As India fights a devastating second wave of Covid-19 that is killing thousands each day, international efforts to help tackle the crisis are hastening, with both Britain and the United States pledging aid and much-needed medical supplies.
The second wave, which began in March, has escalated rapidly, with India recording more than a million new cases in just three days. For the past two weeks, medical facilities have been running out of oxygen and ICU beds, with patients left outside hospitals waiting for care.
On Monday, India reported 352,991 new cases and 2,812 virus-related deaths, marking the world’s highest daily caseload for the fifth straight day.
The situation is particularly dire in the capital New Delhi, which is under lockdown until May 3. The city is facing severe oxygen shortages. Delhi does not produce its own oxygen and relies on resources supplied by the central government, according to Delhi’s Chief Minister Arvind Kejriwal.
Several Delhi hospitals tweeted SOS messages over the weekend appealing for oxygen supplies. On Saturday, at least 20 critically ill patients died after oxygen supply was delayed at one Delhi hospital.
In a tweet Sunday, Prime Minister Narendra Modi said his administration will set up 551 oxygen generation plants “in every district to ensure adequate oxygen availability.”
The central government has come under fierce criticism within the country for its handling of the outbreak, which has seen overwhelmed hospitals and residents post pleas on social media for more supplies from state and federal officials. Many have turned to the black market in a desperate attempt to save their loved ones.

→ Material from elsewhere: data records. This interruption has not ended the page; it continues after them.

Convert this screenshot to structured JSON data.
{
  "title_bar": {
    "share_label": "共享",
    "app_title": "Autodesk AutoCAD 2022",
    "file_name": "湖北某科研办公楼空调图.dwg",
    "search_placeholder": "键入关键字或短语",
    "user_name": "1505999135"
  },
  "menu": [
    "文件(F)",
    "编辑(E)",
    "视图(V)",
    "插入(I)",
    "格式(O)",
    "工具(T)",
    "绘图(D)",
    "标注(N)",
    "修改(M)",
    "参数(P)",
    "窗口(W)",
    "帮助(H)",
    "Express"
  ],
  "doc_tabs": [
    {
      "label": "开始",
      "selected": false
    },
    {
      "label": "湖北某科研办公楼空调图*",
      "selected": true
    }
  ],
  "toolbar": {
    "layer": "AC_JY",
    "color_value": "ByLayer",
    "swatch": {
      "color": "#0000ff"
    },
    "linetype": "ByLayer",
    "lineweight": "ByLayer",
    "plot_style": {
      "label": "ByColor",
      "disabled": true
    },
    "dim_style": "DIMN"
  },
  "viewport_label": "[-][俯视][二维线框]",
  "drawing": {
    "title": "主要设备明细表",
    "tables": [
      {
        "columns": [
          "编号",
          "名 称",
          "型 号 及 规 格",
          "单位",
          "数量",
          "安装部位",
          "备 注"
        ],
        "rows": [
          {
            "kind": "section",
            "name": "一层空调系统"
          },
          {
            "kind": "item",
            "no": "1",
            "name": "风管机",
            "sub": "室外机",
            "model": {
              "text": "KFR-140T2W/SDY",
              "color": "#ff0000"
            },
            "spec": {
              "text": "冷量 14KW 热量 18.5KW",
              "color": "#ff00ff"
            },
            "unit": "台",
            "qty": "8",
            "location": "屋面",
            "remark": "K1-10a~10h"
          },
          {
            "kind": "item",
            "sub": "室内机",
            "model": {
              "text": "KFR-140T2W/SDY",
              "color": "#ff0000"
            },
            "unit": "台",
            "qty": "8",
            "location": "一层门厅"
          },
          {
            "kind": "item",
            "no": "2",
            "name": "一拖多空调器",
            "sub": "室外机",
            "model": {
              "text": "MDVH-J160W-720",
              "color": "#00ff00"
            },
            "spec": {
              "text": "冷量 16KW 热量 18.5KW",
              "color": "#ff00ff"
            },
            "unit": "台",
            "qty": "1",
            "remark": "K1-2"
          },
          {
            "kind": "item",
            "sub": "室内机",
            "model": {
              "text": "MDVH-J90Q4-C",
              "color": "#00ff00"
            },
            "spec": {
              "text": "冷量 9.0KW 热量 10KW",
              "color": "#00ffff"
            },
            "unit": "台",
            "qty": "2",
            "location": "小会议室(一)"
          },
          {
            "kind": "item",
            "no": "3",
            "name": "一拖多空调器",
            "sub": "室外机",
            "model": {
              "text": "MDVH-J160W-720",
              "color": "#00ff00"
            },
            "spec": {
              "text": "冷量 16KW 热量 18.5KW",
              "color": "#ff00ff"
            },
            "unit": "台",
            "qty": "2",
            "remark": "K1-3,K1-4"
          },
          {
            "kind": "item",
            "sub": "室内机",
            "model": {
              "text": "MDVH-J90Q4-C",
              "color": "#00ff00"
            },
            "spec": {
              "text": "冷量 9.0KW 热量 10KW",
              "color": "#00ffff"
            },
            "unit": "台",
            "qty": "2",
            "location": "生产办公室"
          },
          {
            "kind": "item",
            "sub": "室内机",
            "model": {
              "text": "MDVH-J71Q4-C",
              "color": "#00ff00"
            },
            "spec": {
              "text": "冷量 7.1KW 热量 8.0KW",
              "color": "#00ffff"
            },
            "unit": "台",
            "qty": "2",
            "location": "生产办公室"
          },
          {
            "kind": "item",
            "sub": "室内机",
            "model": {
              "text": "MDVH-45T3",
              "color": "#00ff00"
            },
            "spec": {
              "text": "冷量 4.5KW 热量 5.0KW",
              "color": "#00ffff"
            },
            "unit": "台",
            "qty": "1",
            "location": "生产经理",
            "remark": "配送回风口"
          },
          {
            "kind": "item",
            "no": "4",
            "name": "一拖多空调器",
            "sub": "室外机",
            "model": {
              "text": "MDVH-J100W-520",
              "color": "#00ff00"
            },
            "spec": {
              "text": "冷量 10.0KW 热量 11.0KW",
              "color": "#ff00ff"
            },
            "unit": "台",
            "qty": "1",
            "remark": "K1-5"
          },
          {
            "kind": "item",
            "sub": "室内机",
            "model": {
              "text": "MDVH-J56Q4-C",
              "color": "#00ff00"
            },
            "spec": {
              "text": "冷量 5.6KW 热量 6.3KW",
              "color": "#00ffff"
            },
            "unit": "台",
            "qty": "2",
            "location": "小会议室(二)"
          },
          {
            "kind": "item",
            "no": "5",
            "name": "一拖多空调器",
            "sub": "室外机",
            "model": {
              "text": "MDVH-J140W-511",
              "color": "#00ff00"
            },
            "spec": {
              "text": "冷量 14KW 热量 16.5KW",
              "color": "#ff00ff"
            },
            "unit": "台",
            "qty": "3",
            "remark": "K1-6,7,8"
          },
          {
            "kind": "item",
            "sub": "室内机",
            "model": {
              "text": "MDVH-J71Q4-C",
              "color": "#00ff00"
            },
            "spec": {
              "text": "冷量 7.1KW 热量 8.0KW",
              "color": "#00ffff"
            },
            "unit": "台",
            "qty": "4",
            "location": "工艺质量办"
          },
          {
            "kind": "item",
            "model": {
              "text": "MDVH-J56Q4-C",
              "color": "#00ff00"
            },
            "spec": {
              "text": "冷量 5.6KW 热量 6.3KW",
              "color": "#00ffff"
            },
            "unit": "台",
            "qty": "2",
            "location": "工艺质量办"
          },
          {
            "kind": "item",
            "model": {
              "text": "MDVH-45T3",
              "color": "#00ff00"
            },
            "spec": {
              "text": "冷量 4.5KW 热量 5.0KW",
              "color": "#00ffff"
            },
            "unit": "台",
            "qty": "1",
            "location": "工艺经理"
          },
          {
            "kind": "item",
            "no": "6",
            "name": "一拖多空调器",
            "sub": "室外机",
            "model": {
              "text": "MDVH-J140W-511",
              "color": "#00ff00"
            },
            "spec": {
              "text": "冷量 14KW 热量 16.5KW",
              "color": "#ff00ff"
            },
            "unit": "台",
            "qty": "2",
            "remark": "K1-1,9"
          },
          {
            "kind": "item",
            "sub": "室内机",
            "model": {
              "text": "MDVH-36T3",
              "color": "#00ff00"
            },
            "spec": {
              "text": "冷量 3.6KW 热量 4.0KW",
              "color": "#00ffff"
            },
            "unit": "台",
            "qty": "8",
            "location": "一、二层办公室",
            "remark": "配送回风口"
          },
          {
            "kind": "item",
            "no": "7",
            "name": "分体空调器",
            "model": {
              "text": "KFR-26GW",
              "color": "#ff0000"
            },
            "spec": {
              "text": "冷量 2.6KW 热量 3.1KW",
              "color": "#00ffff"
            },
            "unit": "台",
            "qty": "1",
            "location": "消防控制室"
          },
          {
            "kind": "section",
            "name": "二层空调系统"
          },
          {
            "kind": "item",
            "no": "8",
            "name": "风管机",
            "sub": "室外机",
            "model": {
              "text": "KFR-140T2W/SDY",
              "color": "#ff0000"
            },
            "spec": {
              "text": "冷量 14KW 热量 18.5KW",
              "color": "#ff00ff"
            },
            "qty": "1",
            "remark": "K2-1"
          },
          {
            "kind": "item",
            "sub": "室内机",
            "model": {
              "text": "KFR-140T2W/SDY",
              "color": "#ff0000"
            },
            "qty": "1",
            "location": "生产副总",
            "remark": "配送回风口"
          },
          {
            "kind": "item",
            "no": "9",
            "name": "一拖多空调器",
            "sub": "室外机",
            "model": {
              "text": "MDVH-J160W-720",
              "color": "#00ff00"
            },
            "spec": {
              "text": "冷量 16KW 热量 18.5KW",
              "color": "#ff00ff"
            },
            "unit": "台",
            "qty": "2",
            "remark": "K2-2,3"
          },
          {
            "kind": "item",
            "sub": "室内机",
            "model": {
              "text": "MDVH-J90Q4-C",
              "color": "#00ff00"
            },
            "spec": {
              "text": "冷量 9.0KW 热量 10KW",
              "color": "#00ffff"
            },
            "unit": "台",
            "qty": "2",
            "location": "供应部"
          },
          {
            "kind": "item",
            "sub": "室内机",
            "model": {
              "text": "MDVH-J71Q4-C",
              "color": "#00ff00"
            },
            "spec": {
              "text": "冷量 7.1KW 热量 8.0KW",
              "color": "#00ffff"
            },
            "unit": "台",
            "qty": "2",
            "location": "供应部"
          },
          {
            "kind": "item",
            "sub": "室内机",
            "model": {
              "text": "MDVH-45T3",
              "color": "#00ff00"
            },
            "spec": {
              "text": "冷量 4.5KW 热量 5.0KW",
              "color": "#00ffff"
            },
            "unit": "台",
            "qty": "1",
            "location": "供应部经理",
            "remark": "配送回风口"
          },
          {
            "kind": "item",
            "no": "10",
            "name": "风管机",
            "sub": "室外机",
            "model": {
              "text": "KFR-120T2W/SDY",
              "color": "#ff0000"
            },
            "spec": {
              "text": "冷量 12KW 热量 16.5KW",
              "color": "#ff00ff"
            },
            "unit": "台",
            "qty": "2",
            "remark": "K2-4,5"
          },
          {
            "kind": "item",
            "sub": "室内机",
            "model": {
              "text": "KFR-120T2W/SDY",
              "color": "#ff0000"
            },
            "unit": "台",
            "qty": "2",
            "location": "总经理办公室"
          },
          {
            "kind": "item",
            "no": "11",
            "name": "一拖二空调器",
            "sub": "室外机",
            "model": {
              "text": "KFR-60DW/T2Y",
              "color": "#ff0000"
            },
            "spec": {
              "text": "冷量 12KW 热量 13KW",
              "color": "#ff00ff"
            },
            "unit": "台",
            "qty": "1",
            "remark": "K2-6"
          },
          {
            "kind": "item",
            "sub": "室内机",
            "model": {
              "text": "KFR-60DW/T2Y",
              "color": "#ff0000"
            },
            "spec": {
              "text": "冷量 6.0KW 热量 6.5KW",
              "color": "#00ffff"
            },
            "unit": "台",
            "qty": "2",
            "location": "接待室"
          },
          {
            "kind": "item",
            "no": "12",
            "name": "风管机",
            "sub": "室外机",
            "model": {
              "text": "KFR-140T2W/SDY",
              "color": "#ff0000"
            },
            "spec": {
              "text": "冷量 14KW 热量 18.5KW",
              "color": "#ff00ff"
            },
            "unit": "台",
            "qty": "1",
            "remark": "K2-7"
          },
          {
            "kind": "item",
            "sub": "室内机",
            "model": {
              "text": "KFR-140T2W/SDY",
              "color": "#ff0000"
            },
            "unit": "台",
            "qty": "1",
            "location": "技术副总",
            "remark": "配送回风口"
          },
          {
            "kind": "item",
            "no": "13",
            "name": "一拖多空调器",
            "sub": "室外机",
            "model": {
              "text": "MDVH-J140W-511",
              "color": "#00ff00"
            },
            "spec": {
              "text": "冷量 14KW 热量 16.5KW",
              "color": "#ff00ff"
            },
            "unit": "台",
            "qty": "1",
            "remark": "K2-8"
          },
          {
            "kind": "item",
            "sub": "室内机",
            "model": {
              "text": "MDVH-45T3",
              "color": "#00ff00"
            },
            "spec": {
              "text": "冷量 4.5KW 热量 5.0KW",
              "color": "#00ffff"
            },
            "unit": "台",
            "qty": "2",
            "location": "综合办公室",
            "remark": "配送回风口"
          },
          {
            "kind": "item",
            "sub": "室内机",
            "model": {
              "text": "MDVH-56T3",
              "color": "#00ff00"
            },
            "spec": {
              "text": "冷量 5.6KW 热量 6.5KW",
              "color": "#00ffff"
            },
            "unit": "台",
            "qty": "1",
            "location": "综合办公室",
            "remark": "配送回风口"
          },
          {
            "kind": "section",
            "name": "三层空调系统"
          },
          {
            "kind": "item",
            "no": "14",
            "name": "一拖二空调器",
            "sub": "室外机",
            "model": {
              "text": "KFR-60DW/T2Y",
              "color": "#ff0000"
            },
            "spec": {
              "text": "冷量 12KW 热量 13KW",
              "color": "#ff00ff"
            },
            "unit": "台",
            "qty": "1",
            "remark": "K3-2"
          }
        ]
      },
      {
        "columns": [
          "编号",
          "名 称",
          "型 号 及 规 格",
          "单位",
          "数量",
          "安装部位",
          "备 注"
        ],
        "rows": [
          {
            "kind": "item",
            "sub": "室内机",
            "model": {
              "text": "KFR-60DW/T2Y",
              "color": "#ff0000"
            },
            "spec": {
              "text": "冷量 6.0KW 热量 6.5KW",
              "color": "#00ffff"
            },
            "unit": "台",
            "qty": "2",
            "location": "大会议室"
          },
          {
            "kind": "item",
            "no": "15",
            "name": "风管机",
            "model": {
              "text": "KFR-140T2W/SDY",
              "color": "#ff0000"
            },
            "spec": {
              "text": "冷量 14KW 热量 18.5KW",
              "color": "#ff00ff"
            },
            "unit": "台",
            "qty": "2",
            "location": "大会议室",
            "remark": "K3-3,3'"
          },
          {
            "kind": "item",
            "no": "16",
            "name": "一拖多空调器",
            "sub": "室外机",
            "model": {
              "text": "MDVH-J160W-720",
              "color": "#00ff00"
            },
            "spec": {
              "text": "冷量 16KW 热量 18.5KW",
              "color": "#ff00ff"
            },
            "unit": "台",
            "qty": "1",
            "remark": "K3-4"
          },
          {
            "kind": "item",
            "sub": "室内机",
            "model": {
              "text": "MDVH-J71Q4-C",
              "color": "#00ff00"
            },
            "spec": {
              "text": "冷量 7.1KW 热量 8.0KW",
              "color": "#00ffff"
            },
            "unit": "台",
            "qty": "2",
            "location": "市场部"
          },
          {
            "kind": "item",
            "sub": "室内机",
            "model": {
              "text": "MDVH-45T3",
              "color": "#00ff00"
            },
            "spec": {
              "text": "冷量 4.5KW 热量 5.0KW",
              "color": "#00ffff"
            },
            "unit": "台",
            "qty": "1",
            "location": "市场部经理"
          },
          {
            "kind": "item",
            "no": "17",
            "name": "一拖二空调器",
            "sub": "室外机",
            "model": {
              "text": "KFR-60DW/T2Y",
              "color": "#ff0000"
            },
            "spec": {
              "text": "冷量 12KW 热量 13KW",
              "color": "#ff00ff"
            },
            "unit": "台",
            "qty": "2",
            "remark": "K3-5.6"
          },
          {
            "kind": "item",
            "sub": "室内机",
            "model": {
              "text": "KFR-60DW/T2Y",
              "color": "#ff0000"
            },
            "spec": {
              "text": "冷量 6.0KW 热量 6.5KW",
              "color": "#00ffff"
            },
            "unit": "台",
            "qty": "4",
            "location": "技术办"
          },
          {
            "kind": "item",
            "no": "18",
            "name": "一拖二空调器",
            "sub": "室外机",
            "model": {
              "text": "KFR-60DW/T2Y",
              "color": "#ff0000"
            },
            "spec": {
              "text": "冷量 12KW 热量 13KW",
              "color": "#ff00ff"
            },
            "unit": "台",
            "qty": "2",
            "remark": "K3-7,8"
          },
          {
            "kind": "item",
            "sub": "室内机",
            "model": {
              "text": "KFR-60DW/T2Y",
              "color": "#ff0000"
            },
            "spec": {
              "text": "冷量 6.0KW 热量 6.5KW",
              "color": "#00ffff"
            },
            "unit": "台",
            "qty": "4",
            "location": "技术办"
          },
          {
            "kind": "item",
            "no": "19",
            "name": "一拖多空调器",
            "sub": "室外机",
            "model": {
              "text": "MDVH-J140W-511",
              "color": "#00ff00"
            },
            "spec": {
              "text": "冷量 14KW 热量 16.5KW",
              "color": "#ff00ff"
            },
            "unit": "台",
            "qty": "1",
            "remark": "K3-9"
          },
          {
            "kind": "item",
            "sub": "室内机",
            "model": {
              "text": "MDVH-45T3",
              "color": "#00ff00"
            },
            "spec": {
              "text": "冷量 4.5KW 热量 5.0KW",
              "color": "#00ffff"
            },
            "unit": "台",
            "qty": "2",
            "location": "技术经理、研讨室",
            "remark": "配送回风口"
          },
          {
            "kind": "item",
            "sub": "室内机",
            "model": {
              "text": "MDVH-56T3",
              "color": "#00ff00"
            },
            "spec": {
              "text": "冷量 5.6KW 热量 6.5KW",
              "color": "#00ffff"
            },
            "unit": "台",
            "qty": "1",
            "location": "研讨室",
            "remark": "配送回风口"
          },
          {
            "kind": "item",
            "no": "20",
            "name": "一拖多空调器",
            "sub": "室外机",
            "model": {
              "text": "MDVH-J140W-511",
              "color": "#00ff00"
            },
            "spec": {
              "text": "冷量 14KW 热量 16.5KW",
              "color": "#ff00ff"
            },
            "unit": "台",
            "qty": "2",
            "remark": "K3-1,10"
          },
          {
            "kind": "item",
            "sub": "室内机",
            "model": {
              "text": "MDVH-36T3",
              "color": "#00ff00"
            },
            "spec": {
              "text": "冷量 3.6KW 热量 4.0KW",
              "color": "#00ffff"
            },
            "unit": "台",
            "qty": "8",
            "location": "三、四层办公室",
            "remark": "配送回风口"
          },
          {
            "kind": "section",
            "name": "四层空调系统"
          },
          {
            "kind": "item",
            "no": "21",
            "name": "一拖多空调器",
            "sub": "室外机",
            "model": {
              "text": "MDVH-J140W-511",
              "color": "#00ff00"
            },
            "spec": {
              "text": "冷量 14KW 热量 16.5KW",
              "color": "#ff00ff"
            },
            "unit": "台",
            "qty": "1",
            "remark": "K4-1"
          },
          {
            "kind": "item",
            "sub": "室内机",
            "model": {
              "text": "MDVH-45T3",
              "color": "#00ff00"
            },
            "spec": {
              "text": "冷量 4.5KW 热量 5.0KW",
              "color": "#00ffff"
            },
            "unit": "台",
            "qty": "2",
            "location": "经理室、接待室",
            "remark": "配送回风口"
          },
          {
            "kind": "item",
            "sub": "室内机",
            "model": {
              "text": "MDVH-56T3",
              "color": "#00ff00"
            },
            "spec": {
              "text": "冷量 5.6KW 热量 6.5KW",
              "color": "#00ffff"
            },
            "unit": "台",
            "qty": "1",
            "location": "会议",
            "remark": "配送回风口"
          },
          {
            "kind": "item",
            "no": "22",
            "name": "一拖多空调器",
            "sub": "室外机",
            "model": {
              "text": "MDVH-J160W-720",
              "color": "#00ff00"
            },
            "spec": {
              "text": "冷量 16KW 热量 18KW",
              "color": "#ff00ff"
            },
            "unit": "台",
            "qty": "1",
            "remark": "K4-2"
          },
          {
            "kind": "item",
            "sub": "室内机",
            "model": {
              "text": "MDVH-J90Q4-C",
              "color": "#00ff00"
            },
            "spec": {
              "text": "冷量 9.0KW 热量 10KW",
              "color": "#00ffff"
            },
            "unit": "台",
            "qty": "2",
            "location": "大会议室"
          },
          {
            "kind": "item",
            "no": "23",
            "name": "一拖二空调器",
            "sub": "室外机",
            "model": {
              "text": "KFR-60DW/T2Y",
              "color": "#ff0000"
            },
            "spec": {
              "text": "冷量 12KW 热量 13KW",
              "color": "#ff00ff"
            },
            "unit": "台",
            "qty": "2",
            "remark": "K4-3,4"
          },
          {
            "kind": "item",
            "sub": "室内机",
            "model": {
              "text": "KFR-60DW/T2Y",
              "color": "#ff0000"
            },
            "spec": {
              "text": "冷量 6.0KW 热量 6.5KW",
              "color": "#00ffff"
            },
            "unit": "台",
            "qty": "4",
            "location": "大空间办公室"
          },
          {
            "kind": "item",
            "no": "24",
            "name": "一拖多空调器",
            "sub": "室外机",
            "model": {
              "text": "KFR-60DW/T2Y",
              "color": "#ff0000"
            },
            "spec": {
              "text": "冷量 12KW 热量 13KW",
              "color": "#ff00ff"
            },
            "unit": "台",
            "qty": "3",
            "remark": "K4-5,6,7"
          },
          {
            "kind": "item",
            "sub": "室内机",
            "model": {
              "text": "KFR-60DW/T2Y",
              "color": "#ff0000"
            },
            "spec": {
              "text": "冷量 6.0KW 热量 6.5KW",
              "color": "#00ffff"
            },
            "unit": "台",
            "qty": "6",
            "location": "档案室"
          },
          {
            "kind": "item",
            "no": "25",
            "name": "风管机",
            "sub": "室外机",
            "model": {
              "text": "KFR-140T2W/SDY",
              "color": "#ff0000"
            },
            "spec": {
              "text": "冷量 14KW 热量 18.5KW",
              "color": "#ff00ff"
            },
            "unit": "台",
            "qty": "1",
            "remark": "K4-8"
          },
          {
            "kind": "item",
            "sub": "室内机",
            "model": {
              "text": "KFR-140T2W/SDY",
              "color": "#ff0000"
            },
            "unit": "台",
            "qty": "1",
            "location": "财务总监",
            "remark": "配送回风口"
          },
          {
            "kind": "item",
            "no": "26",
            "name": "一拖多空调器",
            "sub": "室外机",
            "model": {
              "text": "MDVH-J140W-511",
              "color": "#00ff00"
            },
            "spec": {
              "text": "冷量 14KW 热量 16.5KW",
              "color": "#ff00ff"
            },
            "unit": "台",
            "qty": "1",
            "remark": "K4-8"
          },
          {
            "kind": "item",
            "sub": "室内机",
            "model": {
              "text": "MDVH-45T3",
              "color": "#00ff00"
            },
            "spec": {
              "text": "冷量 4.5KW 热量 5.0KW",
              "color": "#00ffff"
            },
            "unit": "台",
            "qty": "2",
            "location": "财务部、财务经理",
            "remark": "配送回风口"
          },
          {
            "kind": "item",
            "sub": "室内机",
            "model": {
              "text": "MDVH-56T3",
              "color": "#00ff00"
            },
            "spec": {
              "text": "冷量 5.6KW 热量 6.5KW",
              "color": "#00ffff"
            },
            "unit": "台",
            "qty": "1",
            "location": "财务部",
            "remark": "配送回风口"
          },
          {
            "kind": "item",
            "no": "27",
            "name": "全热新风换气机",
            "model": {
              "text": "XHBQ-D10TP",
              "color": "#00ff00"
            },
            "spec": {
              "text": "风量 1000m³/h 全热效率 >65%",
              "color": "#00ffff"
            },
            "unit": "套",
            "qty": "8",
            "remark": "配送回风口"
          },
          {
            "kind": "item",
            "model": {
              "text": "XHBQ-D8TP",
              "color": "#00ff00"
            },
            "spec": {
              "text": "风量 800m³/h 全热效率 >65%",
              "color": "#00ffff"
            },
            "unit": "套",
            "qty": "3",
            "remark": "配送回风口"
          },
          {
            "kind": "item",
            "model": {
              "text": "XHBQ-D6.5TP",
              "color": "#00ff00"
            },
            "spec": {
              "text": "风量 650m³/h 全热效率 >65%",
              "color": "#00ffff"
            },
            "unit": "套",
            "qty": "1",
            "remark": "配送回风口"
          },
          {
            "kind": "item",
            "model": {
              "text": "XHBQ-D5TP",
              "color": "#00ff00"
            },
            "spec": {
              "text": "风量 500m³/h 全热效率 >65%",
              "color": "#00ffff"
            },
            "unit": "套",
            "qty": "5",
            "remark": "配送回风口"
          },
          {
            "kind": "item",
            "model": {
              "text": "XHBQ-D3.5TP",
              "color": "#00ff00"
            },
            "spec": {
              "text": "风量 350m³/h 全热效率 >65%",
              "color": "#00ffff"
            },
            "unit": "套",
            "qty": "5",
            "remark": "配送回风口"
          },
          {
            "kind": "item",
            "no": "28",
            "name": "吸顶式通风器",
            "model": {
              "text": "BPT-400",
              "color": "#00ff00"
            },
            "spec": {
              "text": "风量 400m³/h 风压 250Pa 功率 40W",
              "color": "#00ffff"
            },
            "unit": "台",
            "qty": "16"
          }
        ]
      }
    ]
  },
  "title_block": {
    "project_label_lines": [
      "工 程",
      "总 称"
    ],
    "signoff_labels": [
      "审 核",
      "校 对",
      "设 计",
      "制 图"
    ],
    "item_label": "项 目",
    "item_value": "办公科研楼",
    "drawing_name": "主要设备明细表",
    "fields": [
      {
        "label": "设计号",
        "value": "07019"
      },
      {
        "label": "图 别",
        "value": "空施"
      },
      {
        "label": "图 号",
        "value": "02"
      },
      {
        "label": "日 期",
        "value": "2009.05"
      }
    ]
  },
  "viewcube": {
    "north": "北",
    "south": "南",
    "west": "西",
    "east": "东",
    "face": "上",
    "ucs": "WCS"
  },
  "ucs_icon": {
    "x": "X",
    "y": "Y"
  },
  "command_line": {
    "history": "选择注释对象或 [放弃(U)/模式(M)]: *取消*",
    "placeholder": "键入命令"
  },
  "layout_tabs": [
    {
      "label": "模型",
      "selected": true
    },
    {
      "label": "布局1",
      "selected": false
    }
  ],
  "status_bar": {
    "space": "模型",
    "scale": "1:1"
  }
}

Modi only addressed the nation on the crisis for the first time last week, having held political rallies and largely downplayed the second wave’s urgency in the weeks before.
During his monthly radio program on Sunday, Modi said he had held meetings with experts from the pharmaceutical industry, vaccine makers and oxygen producers on how to tackle the second wave.
“I’m speaking to you at a time when Covid-19 is testing our patience and capacity to bear pain. Many of our loved ones have left us in an untimely way,” he said on the radio program. “After successfully tackling the first wave, the nation’s morale was high, it was confident. But this storm has shaken the nation.”
With heart-wrenching images from India and climbing death tolls making global headlines, countries around the world have stepped up to offer critical aid.
The Biden administration and the US Defense Department will deploy supplies and support to India, including sending ventilators, PPE, rapid diagnostic test kits, and therapeutics, according to the White House and senior officials.
“The United States also is pursuing options to provide oxygen generation and related supplies on an urgent basis,” according to a readout of a call between the two countries’ national security advisers.
Earlier this year, the US placed a temporary ban on exporting raw materials critical for vaccine production. This controversial decision meant vaccine makers around the world, including the Serum Institute of India (SII), faced a shortage of materials to make Covid-19 vaccines and were forced to look elsewhere.
The ban has faced increasing criticism, with some characterizing it as resource hoarding as India’s second wave accelerated – especially given the US’ own improving situation and effective vaccination program.
Adar Poonawalla, CEO of SII, appealed directly to US President Joe Biden on April 16 as the national crisis deepened. “If we are to truly unite in beating this virus, on behalf of the vaccine industry outside the US, I humbly request you to lift the embargo of raw material exports out of the US so that vaccine production can ramp up,” Poonawalla tweeted.
On Sunday, the White House announced it would partially lift the ban, and identify “specific raw material urgently required for Indian manufacture of the Covishield vaccine that will immediately be made available for India.”
However, the announcement did not mention sharing AstraZeneca vaccine doses, of which the US has tens of millions stockpiled. The doses, which have not been authorized by the US Food and Drug Administration, have gone unused, with the exception of a few million shots sent to Canada and Mexico.